Mel Giedroyc, Sue Perkins, Mary Berry and Paul Hollywood attending the 2012 Arqiva British Academy Television Awards

The current renaissance in British
baking – ‘everyone has the bug’, says Paul – has led him to write a book
which he says ‘anyone can use as a starting point’. He insists How To
Bake can turn a complete novice into a first-rate baker. His own
introduction to the art started early when he accompanied his father –
who ran a string of bakeries on the north-east coast – to work in the
holidays and observed the bakers with the same rapt attention other boys
would give to a football match. ‘Every time I went missing I’d be found
in the kitchen watching someone at work, my head barely as high as the
counter. By the time I was a teenager I had a Saturday job jamming
doughnuts with a big machine, which was really satisfying.’

Paul, whose uncles are also bakers,
initially resisted the lure of the industry to study sculpture at art
college. But at 18 he relented when his father offered him 500 to cut
off his long hair and work for him. An apprenticeship followed, and his
diligence paid off when he became the youngest-ever head baker at The
Dorchester in London. He also did stints at the Chester Grosvenor and
Cliveden hotels, but success came at a price. ‘I lost my youth to
baking. I spent 20 years working nights baking bread for breakfasts. In
the early days my friends would come in and see me in the bakery on
their way home from a bar.'

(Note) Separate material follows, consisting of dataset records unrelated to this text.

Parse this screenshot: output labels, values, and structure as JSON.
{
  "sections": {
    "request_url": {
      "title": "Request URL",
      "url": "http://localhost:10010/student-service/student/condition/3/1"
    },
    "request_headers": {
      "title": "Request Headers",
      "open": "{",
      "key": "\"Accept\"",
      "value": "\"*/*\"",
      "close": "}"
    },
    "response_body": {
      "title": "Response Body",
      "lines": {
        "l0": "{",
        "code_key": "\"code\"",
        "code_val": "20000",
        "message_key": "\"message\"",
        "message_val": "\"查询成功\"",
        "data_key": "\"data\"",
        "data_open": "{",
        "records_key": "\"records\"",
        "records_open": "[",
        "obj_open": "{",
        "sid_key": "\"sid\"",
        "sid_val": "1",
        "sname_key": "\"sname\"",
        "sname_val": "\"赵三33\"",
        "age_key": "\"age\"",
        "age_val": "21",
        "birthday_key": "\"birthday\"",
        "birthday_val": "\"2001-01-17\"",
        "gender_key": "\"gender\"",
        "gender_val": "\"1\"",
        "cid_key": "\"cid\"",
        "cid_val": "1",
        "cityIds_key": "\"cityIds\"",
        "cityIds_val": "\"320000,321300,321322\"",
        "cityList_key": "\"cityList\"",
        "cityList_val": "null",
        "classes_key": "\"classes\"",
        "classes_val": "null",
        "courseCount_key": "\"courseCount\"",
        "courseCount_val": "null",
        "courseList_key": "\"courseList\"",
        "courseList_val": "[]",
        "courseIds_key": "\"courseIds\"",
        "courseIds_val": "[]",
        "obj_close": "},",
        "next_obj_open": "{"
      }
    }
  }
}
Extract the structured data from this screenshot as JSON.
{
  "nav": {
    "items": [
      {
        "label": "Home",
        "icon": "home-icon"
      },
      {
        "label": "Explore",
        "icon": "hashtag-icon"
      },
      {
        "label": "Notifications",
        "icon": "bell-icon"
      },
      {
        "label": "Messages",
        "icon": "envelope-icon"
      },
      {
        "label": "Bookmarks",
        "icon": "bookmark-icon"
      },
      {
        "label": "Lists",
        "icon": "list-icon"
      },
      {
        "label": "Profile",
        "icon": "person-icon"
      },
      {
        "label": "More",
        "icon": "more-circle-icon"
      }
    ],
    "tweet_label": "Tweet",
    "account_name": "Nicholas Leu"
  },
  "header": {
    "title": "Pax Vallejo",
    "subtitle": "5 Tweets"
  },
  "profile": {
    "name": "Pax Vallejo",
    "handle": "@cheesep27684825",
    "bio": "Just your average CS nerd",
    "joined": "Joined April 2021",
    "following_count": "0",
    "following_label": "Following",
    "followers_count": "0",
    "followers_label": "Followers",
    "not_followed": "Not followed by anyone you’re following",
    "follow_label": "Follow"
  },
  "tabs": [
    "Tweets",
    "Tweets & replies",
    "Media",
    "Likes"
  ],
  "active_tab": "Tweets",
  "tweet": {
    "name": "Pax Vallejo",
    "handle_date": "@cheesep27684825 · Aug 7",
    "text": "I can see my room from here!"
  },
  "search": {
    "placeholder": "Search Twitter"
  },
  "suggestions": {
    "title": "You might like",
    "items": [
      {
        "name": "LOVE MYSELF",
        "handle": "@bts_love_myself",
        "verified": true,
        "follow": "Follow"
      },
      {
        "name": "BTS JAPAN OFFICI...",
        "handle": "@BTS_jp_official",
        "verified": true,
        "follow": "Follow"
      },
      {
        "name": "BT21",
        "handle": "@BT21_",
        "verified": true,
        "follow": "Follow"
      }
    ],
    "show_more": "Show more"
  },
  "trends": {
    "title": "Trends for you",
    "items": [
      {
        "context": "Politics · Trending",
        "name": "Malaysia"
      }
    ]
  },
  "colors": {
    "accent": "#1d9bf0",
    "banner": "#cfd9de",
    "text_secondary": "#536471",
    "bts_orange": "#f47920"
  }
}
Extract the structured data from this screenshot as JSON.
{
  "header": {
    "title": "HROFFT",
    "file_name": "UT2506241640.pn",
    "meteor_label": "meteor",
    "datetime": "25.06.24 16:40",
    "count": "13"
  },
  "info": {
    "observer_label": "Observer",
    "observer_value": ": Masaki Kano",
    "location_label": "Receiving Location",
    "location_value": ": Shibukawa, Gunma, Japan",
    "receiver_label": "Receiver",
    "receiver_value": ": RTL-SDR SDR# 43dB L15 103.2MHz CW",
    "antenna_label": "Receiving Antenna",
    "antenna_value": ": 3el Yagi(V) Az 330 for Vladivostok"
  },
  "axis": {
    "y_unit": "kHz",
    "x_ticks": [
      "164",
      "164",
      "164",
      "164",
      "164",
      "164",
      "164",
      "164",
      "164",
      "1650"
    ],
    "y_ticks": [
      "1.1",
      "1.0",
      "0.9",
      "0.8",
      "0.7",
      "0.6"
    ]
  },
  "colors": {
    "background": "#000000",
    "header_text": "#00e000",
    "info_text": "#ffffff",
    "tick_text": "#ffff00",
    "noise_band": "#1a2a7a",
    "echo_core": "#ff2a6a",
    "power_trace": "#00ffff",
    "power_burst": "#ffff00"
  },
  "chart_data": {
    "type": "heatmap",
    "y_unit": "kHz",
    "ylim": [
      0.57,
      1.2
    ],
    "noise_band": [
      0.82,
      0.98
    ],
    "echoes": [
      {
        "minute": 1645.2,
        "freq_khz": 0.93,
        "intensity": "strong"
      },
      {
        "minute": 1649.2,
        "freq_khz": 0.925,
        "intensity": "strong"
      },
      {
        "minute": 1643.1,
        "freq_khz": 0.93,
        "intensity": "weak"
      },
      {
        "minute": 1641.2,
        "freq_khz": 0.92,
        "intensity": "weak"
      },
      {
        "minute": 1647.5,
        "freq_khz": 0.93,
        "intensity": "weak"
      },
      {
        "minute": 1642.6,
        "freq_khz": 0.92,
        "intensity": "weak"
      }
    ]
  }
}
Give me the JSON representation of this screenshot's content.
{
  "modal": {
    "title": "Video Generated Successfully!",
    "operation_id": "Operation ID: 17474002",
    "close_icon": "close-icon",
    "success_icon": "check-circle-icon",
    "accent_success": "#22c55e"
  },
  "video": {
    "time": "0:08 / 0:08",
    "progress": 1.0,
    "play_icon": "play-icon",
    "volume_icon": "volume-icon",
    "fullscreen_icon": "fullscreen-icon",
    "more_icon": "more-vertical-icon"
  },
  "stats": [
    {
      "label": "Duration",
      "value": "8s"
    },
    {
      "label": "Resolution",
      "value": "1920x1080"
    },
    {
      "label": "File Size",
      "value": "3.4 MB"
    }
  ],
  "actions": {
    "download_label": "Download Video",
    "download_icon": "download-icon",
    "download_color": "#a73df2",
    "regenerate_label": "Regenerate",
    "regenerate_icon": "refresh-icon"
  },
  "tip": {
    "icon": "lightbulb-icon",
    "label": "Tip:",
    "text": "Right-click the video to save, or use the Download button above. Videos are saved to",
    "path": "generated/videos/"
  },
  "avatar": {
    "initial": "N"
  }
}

But he only once came close to changing careers, when he toyed with retraining as a chef. ‘Because I’d been at the top of my profession there was no one to learn from and it was hard to stay motivated. I had to teach myself by reading books and travelling.’ Thankfully he opted instead to accept a year’s contract as head baker at a hotel group in Cyprus where the Mediterranean influences reignited his passion – and he admits the only recipe that still eludes him is a decent one for a local Easter bread called Flaouna.

The one-year contract turned into six when he met and married diving instructor Alexandra, who he wooed with food. ‘I used to bring her Danish pastries and her favourite had champagne ganache in it and orange segments on the top.’ But a chance encounter with a TV crew led to offers of work on UK television, and the couple now live in Kent with son Joshua, ten, another keen baker.

Paul’s avuncular manner and infectious passion make him a natural on TV, and he describes his current role as ‘the best job in the world’. The only time during our conversation when he’s temporarily silenced is when asked if he would still do Bake Off if Mary quit. After a momentary pause he replies, ‘She’ll go on forever.’ So too, I imagine, will Paul – or at least until he’s discovered the secret of Flaouna.

The Great British Bake Off returns to BBC2 next month.